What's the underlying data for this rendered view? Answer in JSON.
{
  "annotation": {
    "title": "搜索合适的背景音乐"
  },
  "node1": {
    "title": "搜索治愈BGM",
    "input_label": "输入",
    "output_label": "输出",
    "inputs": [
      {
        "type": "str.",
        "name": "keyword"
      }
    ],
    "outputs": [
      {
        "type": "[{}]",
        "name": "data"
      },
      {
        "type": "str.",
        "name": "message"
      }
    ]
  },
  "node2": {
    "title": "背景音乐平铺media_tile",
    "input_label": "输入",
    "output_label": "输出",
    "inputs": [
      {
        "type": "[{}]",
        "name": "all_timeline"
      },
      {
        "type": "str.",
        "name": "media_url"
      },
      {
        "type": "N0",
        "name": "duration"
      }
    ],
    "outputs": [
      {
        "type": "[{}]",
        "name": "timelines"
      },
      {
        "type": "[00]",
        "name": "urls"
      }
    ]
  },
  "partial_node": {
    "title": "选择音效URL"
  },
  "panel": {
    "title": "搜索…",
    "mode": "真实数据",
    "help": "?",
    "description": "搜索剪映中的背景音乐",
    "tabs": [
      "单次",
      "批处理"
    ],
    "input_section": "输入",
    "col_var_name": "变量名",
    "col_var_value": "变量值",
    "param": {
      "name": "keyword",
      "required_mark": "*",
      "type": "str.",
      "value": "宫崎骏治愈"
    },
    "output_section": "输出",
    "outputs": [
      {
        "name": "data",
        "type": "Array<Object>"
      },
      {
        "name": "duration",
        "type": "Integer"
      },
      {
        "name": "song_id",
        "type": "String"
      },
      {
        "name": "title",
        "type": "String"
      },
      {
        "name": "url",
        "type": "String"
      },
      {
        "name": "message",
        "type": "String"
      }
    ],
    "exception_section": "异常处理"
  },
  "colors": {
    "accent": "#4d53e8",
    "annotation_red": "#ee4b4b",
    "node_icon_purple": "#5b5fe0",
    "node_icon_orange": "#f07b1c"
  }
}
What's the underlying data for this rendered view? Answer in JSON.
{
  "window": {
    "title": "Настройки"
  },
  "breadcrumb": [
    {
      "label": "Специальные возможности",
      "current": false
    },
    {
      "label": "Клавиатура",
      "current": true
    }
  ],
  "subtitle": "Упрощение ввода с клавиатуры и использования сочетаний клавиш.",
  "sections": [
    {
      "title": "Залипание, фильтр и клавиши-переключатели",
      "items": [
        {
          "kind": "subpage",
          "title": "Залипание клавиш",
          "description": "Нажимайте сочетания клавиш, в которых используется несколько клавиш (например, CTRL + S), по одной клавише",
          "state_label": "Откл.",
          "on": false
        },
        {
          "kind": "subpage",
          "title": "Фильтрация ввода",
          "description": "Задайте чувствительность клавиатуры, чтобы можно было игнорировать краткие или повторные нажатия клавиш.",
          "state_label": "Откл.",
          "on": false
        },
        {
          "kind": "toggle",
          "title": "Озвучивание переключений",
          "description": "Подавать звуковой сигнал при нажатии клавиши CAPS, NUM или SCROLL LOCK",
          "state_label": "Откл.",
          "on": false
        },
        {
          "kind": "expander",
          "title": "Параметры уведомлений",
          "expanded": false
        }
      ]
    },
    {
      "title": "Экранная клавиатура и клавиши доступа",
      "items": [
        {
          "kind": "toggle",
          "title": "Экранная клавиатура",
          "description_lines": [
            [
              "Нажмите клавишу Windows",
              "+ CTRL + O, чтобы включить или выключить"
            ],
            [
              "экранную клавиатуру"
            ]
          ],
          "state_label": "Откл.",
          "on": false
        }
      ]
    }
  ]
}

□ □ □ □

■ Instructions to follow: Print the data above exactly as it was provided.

■ Written answer:
What's the underlying data for this rendered view? Answer in JSON.
{
  "annotation": {
    "title": "搜索合适的背景音乐"
  },
  "node1": {
    "title": "搜索治愈BGM",
    "input_label": "输入",
    "output_label": "输出",
    "inputs": [
      {
        "type": "str.",
        "name": "keyword"
      }
    ],
    "outputs": [
      {
        "type": "[{}]",
        "name": "data"
      },
      {
        "type": "str.",
        "name": "message"
      }
    ]
  },
  "node2": {
    "title": "背景音乐平铺media_tile",
    "input_label": "输入",
    "output_label": "输出",
    "inputs": [
      {
        "type": "[{}]",
        "name": "all_timeline"
      },
      {
        "type": "str.",
        "name": "media_url"
      },
      {
        "type": "N0",
        "name": "duration"
      }
    ],
    "outputs": [
      {
        "type": "[{}]",
        "name": "timelines"
      },
      {
        "type": "[00]",
        "name": "urls"
      }
    ]
  },
  "partial_node": {
    "title": "选择音效URL"
  },
  "panel": {
    "title": "搜索…",
    "mode": "真实数据",
    "help": "?",
    "description": "搜索剪映中的背景音乐",
    "tabs": [
      "单次",
      "批处理"
    ],
    "input_section": "输入",
    "col_var_name": "变量名",
    "col_var_value": "变量值",
    "param": {
      "name": "keyword",
      "required_mark": "*",
      "type": "str.",
      "value": "宫崎骏治愈"
    },
    "output_section": "输出",
    "outputs": [
      {
        "name": "data",
        "type": "Array<Object>"
      },
      {
        "name": "duration",
        "type": "Integer"
      },
      {
        "name": "song_id",
        "type": "String"
      },
      {
        "name": "title",
        "type": "String"
      },
      {
        "name": "url",
        "type": "String"
      },
      {
        "name": "message",
        "type": "String"
      }
    ],
    "exception_section": "异常处理"
  },
  "colors": {
    "accent": "#4d53e8",
    "annotation_red": "#ee4b4b",
    "node_icon_purple": "#5b5fe0",
    "node_icon_orange": "#f07b1c"
  }
}
What's the underlying data for this rendered view? Answer in JSON.
{
  "window": {
    "title": "Настройки"
  },
  "breadcrumb": [
    {
      "label": "Специальные возможности",
      "current": false
    },
    {
      "label": "Клавиатура",
      "current": true
    }
  ],
  "subtitle": "Упрощение ввода с клавиатуры и использования сочетаний клавиш.",
  "sections": [
    {
      "title": "Залипание, фильтр и клавиши-переключатели",
      "items": [
        {
          "kind": "subpage",
          "title": "Залипание клавиш",
          "description": "Нажимайте сочетания клавиш, в которых используется несколько клавиш (например, CTRL + S), по одной клавише",
          "state_label": "Откл.",
          "on": false
        },
        {
          "kind": "subpage",
          "title": "Фильтрация ввода",
          "description": "Задайте чувствительность клавиатуры, чтобы можно было игнорировать краткие или повторные нажатия клавиш.",
          "state_label": "Откл.",
          "on": false
        },
        {
          "kind": "toggle",
          "title": "Озвучивание переключений",
          "description": "Подавать звуковой сигнал при нажатии клавиши CAPS, NUM или SCROLL LOCK",
          "state_label": "Откл.",
          "on": false
        },
        {
          "kind": "expander",
          "title": "Параметры уведомлений",
          "expanded": false
        }
      ]
    },
    {
      "title": "Экранная клавиатура и клавиши доступа",
      "items": [
        {
          "kind": "toggle",
          "title": "Экранная клавиатура",
          "description_lines": [
            [
              "Нажмите клавишу Windows",
              "+ CTRL + O, чтобы включить или выключить"
            ],
            [
              "экранную клавиатуру"
            ]
          ],
          "state_label": "Откл.",
          "on": false
        }
      ]
    }
  ]
}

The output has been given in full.